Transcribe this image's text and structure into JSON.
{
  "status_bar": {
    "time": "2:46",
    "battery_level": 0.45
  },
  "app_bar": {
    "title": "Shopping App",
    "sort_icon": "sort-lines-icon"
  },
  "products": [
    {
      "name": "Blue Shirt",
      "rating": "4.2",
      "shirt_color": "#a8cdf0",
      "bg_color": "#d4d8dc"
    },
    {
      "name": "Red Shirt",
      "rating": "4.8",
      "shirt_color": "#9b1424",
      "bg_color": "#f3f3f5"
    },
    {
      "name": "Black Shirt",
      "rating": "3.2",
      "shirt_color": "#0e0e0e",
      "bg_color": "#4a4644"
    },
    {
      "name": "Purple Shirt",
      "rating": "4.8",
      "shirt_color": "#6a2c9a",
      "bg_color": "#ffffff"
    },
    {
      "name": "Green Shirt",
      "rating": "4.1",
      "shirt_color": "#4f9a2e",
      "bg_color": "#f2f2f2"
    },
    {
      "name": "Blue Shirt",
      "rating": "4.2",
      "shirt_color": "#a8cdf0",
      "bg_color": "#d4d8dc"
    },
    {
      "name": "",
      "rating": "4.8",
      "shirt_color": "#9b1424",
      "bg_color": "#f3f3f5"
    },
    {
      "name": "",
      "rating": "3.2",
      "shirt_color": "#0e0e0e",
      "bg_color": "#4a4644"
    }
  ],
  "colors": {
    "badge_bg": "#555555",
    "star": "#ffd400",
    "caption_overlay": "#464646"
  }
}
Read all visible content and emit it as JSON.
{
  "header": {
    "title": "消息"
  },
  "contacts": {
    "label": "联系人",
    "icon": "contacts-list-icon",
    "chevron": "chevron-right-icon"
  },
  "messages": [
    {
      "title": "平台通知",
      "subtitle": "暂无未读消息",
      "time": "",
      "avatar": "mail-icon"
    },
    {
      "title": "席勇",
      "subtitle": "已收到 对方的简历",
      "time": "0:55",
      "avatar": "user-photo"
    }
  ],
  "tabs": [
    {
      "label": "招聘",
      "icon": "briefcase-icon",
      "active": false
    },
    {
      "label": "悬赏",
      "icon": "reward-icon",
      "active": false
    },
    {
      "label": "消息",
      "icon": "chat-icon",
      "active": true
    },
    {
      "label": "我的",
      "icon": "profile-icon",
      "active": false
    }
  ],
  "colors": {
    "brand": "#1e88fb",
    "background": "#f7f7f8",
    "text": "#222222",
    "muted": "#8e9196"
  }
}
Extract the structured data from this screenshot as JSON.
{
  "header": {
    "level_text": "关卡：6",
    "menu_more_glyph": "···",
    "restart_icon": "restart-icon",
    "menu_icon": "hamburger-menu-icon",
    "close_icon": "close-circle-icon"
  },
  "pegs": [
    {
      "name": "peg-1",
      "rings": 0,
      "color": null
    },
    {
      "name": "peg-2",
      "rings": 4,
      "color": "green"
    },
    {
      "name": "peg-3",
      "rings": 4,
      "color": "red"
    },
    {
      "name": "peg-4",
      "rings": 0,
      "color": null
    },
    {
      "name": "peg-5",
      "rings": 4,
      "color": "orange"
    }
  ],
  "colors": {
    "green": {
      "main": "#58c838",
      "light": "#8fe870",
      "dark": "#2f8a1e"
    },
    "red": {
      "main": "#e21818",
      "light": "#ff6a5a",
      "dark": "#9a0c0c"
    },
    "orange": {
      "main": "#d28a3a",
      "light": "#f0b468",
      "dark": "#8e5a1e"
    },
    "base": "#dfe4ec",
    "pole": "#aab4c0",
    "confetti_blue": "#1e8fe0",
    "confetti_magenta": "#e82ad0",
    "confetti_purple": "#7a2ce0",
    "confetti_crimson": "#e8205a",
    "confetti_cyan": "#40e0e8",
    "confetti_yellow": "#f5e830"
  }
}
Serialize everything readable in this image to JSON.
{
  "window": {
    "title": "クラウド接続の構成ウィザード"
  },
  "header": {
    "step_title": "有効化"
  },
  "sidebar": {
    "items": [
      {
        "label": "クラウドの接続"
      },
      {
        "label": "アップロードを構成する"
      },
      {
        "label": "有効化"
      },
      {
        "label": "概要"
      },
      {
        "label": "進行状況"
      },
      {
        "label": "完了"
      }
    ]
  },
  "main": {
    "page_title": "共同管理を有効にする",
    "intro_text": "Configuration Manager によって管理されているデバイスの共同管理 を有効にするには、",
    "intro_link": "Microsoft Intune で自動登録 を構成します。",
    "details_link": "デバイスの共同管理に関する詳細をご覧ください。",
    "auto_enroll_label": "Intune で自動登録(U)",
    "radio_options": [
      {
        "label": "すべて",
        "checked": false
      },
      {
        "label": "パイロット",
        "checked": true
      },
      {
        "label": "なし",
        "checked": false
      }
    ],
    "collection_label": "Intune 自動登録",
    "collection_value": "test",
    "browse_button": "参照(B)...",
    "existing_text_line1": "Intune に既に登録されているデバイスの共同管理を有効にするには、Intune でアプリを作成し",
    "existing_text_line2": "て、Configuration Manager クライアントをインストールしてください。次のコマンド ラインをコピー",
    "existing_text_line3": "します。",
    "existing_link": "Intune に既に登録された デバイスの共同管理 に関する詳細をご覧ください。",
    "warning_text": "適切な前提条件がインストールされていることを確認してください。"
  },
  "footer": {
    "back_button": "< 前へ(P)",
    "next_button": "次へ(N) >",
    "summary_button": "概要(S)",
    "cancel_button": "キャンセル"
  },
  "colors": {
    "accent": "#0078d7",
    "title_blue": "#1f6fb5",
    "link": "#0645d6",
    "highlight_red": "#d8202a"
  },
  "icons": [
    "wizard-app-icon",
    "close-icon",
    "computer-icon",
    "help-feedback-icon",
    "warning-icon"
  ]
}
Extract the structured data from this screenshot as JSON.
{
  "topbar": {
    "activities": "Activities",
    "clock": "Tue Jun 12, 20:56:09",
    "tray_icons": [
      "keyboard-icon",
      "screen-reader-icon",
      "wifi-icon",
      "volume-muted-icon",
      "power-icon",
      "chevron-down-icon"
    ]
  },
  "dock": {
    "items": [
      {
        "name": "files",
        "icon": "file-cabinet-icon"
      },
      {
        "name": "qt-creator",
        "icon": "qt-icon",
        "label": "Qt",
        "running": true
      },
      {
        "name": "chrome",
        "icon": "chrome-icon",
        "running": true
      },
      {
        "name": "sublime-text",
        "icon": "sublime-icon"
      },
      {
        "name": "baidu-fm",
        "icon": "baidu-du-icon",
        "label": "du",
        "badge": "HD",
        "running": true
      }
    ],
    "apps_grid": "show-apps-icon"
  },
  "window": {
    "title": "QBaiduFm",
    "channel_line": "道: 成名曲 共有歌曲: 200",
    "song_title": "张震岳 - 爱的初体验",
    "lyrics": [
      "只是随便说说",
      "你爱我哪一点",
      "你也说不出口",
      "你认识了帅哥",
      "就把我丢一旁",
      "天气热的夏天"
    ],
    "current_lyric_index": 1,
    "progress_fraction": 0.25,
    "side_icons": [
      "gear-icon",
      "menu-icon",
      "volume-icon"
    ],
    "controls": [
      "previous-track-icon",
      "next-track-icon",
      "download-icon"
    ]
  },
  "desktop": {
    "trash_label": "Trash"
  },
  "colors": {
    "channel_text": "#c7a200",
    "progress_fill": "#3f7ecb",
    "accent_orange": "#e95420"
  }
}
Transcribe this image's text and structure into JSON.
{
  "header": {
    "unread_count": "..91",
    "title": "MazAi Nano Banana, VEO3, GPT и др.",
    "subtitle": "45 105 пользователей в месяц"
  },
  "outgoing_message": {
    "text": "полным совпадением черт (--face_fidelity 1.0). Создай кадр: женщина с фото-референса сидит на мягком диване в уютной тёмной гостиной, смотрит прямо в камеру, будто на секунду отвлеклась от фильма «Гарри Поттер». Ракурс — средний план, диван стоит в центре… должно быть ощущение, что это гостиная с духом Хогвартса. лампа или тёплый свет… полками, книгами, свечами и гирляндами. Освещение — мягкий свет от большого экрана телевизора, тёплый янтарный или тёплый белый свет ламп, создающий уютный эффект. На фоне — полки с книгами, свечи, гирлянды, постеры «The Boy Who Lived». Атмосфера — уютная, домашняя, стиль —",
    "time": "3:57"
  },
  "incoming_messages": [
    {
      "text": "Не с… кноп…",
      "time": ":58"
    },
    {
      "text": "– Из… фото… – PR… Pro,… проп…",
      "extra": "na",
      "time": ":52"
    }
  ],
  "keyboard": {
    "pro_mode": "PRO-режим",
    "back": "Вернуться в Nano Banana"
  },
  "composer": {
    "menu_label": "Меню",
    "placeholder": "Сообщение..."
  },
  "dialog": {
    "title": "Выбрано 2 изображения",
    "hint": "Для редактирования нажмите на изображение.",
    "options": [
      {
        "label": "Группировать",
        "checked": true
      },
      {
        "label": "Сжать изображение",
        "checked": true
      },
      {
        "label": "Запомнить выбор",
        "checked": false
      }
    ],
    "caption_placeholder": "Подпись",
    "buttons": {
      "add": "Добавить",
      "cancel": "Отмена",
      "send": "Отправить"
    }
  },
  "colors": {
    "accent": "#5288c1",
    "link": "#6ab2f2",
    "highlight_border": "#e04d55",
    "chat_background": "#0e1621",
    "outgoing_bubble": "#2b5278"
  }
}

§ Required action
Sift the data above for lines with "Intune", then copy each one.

§ Written solution
    "intro_link": "Microsoft Intune で自動登録 を構成します。",
    "auto_enroll_label": "Intune で自動登録(U)",
    "collection_label": "Intune 自動登録",
    "existing_text_line1": "Intune に既に登録されているデバイスの共同管理を有効にするには、Intune でアプリを作成し",
    "existing_link": "Intune に既に登録された デバイスの共同管理 に関する詳細をご覧ください。",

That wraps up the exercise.